Task requirements →
Scanning the entries below, copy every line that contains the word "subtitle".

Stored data
┌────────
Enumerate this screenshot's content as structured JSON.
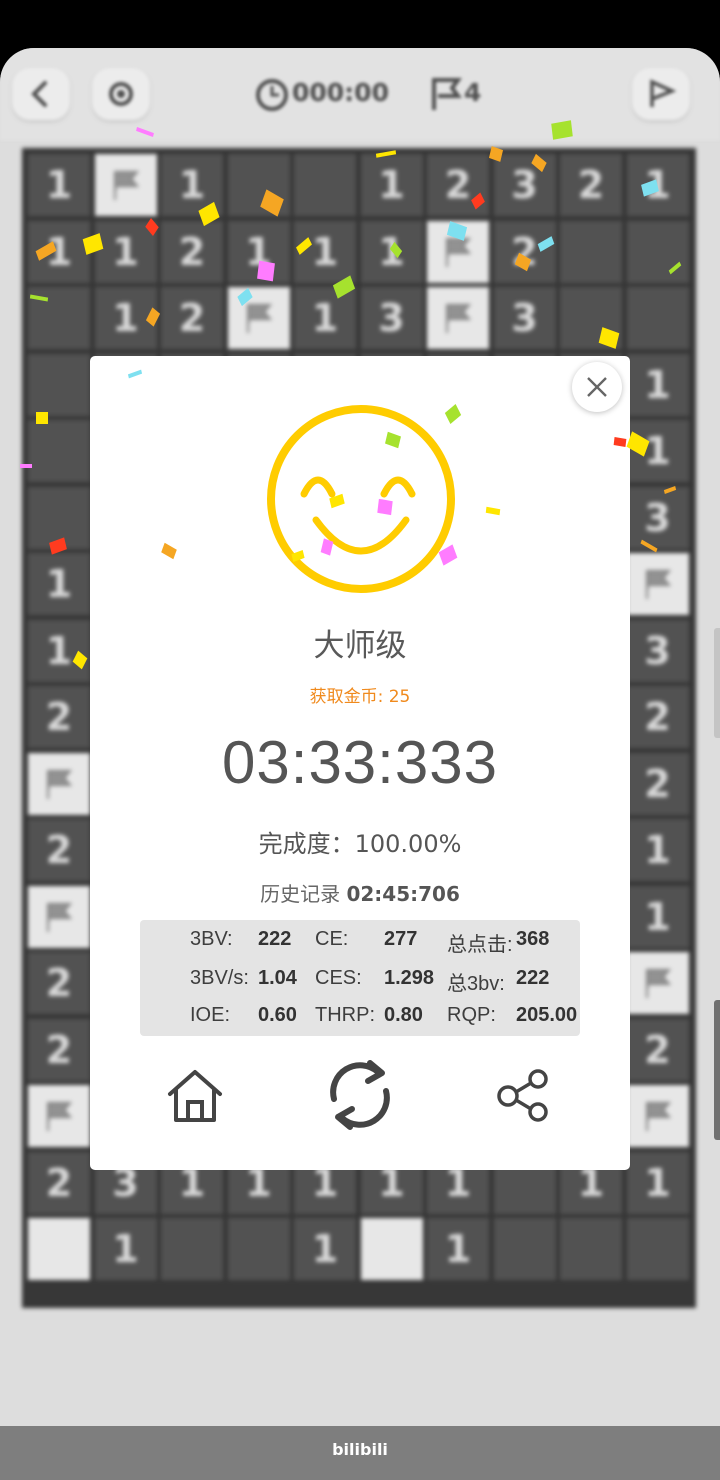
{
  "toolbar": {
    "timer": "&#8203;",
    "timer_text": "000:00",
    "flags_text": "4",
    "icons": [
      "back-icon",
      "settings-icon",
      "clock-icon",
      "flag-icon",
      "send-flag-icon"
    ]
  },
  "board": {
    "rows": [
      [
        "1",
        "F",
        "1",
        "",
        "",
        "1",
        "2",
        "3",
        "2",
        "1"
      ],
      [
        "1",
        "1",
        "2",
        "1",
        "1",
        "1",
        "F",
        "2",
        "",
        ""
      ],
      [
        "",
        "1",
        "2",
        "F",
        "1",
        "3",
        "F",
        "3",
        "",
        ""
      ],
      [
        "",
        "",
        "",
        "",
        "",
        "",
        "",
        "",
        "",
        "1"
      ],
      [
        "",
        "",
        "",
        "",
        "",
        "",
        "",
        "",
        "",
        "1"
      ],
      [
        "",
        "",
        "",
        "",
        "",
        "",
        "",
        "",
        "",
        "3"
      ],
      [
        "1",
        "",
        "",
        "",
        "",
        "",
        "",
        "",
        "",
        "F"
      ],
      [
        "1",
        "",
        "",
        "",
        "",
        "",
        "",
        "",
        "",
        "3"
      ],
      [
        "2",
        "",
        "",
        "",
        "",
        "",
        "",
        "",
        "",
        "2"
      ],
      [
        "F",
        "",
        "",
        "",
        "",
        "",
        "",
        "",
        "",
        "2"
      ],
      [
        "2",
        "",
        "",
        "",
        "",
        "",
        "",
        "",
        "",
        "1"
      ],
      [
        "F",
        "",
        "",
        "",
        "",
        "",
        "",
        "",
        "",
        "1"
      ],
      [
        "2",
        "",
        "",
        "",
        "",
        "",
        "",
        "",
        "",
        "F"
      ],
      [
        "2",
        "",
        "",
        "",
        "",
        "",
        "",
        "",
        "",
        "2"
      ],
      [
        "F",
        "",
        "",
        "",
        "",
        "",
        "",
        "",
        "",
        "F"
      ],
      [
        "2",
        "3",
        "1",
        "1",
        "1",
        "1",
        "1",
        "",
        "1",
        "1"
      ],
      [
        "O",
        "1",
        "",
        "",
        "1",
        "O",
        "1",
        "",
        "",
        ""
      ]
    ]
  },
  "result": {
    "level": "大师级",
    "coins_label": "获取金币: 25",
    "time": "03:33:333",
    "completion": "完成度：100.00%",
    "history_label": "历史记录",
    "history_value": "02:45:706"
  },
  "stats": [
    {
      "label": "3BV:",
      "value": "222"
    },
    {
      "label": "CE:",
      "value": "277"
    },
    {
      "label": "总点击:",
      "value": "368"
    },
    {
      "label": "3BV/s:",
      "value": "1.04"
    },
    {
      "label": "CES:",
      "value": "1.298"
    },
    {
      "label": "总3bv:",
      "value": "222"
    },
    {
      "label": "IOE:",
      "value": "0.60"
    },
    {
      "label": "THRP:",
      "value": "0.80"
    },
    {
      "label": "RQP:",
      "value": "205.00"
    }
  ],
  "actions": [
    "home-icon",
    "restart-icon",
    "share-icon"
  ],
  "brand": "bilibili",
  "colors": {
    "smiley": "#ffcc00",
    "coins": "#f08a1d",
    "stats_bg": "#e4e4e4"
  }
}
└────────
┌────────
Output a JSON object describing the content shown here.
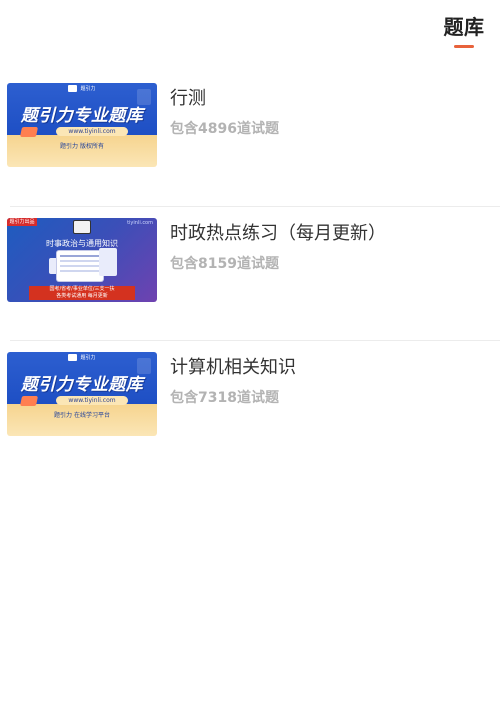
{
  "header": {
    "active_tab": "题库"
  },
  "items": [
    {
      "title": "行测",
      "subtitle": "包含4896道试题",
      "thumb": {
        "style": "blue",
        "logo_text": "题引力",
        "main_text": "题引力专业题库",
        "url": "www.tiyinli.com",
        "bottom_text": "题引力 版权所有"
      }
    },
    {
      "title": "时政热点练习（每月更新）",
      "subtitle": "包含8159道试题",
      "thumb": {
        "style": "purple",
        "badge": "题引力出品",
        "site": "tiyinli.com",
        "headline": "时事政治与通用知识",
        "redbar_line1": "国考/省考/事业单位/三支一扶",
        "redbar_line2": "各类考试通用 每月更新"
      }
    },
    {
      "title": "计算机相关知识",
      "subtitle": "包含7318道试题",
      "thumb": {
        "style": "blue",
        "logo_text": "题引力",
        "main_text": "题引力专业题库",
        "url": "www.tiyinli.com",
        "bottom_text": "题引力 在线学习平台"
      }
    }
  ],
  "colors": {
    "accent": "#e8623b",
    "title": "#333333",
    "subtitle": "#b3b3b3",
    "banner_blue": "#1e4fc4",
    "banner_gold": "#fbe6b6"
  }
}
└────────
Written response →
      "subtitle": "包含4896道试题",
      "subtitle": "包含8159道试题",
      "subtitle": "包含7318道试题",
    "subtitle": "#b3b3b3",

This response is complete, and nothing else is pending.